It is a commonly held belief among contracting professionals, both in and out of the Government, that contractor practices of "bid shopping" and "bid peddling" lead to poor quality contract performance.
Bid shopping occurs when a successful prime contract low bidder, after project award, uses the successful subcontract low bids as the beginning point for a post-award auction to the same or other subcontractors to agree to perform the subcontract work at an even lower price. Assuming the prime contract is fixed price, the savings accrue only for the benefit of the low-bid prime contractor, not the Agency, the project, or the taxpayer.

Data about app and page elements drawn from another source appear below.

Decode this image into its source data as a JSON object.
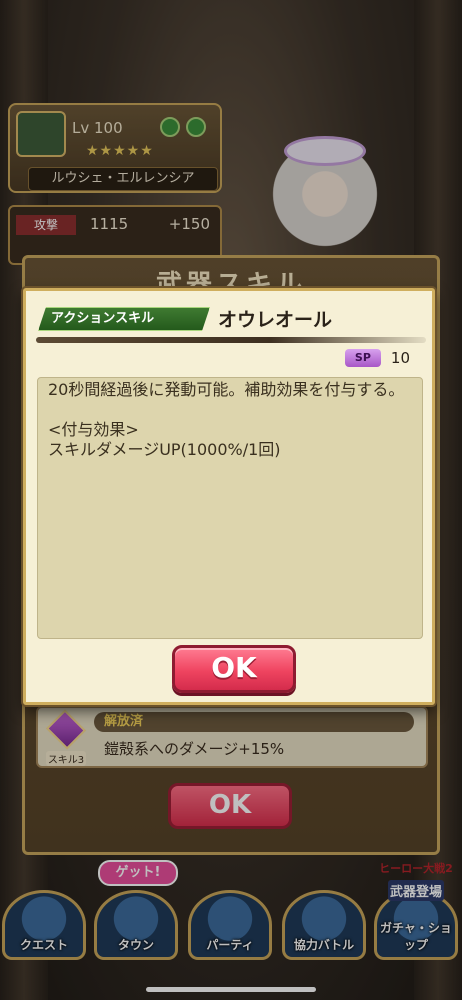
{
  "character": {
    "level": "Lv 100",
    "stars": "★★★★★",
    "name": "ルウシェ・エルレンシア"
  },
  "stats": {
    "attack_label": "攻撃",
    "attack_value": "1115",
    "attack_bonus": "+150"
  },
  "back_panel": {
    "title": "武器スキル",
    "unlock_status": "解放済",
    "skill_badge": "スキル3",
    "unlock_desc": "鎧殻系へのダメージ+15%",
    "ok_label": "OK"
  },
  "modal": {
    "skill_type": "アクションスキル",
    "skill_name": "オウレオール",
    "sp_label": "SP",
    "sp_value": "10",
    "description": "20秒間経過後に発動可能。補助効果を付与する。\n\n<付与効果>\nスキルダメージUP(1000%/1回)",
    "ok_label": "OK"
  },
  "nav": {
    "quest": "クエスト",
    "town": "タウン",
    "party": "パーティ",
    "coop": "協力バトル",
    "gacha": "ガチャ・ショップ",
    "get_badge": "ゲット!",
    "event_line1": "ヒーロー大戦2",
    "event_line2": "武器登場"
  },
  "colors": {
    "accent_ok": "#ef4460",
    "frame_gold": "#cfae5e",
    "skill_tag_green": "#2f6a24",
    "sp_purple": "#b866d6"
  }
}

Bid peddling occurs when other subcontractors approach the successful prime contractor bidder after award of the prime contract and offer to perform the subcontract work at a lower price than submitted by the subcontractor whose sub-bid price was relied on by the successful prime contractor (and ultimately the Government). As in bid shopping, any savings from this practice accrue to the prime contractor.
These practices seem to occur most often in fixed price contract types; service, manufacturing, construction, and engineering but the one that is getting the most attention these days is construction projects. It is especially hard on subcontractors who have put their heart and soul into a bid and have it used by a prime contractor to justify its bid, only to have the prime contractor go out and shop or peddle the work.
At one time, sealed bidding where low cost was rewarded was the norm. Today, many of these solicitations use other factors upon which award is made (e.g. past performance). According to the Quality Construction Alliance, there has been a precipitous decline in use of low-bid selection in recent years and this decline can be attributed to one glaring defect in the low bid system - bid shopping and bid peddling. In low-bid selection, the agency awards the prime contract on the basis of the successful bidders' single low bid for the project as a whole. However, after the award, the prime contractor and subcontractors can engage in bid shopping or bid peddling. From there almost invariably, negative consequences for the project ensue, such as undisclosed change work orders, substituted materials, lower quality, delays, and claims. Contracting officers want to avoid this and for this reason, have moved away from sealed bids.
Recently, legislation was introduced in the House (H.R. 1942) that would prevent bid shopping and bid peddling on construction contracts over $1 million. This isn't the first time such legislation was introduced. It was introduced back in 2011 but died in committee. The proposed legislation would require bidders to list subcontractors in their bids and then would have to use them during performance. There's a little bit of wiggle room in the proposed legislation but not much. Contractors that violate the law will be subject to suspension and debarment proceedings.